■ **YOUR ASSIGNMENT**
Entries follow. Return each line that contains the word "accent".

Saved entries
* * *
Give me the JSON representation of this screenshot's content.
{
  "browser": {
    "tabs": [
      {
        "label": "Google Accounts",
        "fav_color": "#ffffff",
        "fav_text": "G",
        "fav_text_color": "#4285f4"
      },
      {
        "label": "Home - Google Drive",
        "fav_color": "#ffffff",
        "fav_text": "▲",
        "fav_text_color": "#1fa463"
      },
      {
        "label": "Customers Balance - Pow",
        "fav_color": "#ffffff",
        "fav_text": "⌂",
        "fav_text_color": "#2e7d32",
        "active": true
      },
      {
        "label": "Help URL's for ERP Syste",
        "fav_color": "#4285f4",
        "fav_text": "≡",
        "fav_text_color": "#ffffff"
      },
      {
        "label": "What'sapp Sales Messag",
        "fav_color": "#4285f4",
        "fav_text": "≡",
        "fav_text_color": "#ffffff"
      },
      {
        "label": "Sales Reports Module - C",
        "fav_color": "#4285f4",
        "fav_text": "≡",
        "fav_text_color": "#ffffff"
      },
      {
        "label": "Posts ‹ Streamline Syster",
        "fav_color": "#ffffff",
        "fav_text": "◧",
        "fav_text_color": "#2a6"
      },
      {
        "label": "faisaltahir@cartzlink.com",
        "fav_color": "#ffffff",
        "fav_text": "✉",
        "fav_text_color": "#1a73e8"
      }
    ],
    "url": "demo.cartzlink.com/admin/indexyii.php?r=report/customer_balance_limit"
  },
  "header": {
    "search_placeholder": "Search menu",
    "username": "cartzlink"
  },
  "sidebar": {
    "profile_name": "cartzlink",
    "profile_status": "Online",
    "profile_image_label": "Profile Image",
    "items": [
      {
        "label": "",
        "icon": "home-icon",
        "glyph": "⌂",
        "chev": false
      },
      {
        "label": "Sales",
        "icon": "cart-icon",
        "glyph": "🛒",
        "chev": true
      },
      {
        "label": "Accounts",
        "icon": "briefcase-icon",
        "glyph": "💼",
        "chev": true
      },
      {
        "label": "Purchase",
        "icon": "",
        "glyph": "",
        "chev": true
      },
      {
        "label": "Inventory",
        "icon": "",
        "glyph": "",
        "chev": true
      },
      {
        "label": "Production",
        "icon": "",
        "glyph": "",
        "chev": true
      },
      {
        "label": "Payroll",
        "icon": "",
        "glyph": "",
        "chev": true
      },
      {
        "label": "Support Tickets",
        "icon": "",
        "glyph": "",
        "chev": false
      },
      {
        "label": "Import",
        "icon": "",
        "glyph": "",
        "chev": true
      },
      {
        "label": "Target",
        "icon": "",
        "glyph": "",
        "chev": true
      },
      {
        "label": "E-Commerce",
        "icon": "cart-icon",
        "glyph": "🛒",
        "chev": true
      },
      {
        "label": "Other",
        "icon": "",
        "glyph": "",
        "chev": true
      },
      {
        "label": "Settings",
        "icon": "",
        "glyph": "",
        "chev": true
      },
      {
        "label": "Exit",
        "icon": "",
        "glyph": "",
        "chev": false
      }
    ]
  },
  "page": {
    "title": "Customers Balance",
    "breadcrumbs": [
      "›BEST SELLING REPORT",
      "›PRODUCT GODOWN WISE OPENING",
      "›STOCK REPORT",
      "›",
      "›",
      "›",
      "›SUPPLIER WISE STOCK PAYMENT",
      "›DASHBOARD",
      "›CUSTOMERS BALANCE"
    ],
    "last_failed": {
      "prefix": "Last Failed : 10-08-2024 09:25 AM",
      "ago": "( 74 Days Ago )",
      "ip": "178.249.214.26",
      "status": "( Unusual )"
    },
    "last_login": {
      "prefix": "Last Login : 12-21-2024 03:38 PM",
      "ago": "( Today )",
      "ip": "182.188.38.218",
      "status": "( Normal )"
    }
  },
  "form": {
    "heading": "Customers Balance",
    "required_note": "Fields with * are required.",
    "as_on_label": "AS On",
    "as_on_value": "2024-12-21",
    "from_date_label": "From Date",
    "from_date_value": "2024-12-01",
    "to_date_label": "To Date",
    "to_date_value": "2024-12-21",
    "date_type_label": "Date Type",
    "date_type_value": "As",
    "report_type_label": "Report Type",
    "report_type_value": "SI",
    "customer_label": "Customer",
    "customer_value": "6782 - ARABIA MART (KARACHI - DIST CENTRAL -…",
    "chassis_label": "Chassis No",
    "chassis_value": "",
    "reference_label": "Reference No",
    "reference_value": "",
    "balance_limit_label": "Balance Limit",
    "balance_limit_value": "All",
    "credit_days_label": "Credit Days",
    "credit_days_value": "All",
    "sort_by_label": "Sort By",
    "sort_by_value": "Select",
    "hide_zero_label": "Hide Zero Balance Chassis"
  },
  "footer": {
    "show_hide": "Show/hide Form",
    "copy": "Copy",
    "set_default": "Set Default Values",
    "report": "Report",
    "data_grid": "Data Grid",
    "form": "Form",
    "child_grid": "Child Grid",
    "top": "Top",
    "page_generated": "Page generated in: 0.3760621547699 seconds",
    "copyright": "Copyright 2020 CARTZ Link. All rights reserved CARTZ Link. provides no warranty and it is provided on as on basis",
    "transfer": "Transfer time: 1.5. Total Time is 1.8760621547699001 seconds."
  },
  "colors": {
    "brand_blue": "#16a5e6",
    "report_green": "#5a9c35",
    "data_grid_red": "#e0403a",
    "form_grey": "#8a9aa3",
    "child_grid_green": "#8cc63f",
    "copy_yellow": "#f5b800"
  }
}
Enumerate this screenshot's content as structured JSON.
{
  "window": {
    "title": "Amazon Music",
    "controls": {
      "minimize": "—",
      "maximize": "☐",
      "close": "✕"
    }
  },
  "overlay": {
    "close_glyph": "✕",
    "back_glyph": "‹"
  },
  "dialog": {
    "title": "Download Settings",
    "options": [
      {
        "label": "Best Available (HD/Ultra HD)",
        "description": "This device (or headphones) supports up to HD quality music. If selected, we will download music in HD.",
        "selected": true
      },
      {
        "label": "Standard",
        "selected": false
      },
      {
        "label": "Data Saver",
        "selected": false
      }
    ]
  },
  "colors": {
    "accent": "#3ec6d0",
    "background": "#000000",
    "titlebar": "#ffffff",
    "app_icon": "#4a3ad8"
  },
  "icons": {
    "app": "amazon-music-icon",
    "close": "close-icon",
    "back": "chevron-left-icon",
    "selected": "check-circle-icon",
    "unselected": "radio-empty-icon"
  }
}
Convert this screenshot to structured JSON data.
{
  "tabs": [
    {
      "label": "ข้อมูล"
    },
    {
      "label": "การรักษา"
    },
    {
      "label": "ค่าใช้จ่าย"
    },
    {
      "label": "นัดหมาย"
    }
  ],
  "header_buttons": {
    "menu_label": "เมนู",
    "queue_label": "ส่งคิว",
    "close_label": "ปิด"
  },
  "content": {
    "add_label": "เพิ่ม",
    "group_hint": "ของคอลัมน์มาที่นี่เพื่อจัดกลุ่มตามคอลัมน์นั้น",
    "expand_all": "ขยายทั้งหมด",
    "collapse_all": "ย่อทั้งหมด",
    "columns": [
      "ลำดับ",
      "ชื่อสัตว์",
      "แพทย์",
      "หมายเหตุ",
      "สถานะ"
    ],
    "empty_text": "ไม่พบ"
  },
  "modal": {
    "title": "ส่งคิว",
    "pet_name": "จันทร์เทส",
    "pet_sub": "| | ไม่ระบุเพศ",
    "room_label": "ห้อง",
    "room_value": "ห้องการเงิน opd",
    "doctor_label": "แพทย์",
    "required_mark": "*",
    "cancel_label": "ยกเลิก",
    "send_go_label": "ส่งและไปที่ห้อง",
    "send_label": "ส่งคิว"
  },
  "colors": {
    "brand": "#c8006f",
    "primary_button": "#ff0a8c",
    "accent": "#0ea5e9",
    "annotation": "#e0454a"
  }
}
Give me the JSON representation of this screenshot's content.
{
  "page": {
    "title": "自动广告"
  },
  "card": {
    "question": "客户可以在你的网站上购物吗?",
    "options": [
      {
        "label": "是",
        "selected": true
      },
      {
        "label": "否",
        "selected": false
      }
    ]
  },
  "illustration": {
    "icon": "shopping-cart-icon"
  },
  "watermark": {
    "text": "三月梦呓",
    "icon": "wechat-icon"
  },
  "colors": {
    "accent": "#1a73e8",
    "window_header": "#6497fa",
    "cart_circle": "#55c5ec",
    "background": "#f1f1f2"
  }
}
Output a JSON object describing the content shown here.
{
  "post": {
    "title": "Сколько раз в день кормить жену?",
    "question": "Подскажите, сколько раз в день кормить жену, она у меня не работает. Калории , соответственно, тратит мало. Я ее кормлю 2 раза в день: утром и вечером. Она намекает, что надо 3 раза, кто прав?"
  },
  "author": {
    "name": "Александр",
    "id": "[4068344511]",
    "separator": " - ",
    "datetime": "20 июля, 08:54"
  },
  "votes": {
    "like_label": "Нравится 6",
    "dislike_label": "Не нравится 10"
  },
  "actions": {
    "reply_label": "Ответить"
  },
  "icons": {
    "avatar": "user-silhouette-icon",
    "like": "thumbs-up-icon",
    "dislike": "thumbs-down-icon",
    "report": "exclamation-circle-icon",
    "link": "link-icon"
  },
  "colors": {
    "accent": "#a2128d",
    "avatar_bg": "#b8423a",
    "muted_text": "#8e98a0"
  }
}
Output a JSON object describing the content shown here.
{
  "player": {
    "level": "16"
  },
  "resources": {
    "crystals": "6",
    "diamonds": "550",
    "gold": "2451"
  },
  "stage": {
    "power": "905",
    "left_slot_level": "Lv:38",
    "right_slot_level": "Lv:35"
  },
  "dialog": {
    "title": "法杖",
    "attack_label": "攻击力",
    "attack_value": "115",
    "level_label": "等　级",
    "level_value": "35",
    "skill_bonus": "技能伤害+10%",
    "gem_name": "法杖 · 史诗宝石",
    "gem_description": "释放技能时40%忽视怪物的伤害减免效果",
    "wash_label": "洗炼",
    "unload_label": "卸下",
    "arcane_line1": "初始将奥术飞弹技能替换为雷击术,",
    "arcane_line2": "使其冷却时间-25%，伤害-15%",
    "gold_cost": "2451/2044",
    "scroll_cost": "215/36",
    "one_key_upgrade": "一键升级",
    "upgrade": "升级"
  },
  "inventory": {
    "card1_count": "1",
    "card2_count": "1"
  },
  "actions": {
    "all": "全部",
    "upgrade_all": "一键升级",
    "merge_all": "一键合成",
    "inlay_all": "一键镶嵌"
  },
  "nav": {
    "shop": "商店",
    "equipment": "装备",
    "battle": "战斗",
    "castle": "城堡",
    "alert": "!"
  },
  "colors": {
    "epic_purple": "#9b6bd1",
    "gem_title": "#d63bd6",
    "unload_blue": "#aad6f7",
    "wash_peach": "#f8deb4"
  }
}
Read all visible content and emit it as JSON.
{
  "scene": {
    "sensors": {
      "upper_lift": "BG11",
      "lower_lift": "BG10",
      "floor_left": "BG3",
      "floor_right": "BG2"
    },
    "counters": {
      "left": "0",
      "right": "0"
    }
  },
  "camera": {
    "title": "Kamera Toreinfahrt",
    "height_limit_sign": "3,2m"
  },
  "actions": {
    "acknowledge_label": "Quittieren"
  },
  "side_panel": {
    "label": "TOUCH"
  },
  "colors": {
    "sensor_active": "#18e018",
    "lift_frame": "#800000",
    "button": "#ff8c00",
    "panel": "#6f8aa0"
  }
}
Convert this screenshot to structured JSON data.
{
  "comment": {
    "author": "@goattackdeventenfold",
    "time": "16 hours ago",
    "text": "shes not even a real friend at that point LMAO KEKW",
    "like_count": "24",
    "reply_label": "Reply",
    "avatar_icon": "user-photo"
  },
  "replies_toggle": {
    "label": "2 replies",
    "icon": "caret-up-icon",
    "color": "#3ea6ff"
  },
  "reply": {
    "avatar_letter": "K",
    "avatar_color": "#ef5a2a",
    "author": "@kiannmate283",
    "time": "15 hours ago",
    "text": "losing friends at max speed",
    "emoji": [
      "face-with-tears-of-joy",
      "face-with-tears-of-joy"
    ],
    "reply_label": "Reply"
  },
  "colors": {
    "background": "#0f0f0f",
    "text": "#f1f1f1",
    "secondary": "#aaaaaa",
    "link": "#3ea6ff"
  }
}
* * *
■ **RESPONSE TO THE TASK**
    "accent": "#3ec6d0",
    "accent": "#0ea5e9",
    "accent": "#1a73e8",
    "accent": "#a2128d",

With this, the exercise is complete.